Class Description

Find out exactly what you need to get a great recording on a super tight budget in Guerrilla Recording with Beau Burchell.

Beau is a vocalist, guitarist, producer, and founding member of Saosin – his discography includes credits on songs from The Bronx, From First to Last, and The Bled. In Guerrilla Recording, Beau will show you how to walk into any recording situation and make the most of it.

Whether you are making do with with 1 mic, 3 mics, or a fully staffed studio – Beau will help you focus in on the details that will really make a difference on your track. You’ll learn best practices for recording vocals, guitars, drums, and bass on the cheap. Beau will also talk about workflow and how to listen to your track to make sure you captured the best sound.

You don’t need a big budget and high dollar equipment to get a quality recording. Learn the gear and techniques you need to get the sound you want.

Featuring a live studio tracking session with Beau and Seattle band Lo, There Do I See My Brother


a Creativelive Student

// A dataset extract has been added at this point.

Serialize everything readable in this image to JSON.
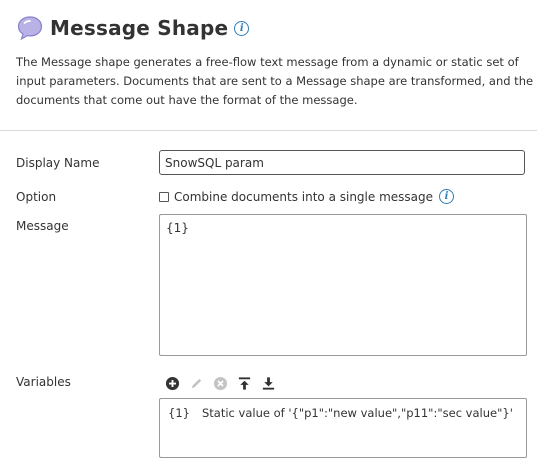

A lot of great info here! Awesome getting to see Beau's workflow and hear his thoughts on the methods he uses. Would love to see him do a class on micing guitars, bass and show his methods in more detail/time. He gets some of the best raw tones in the game. Feel like this was more of a great overview and would like more time for details seeing as he is a very knowledgeable dude. Thanks Beau for the great class and for sharing this info with us.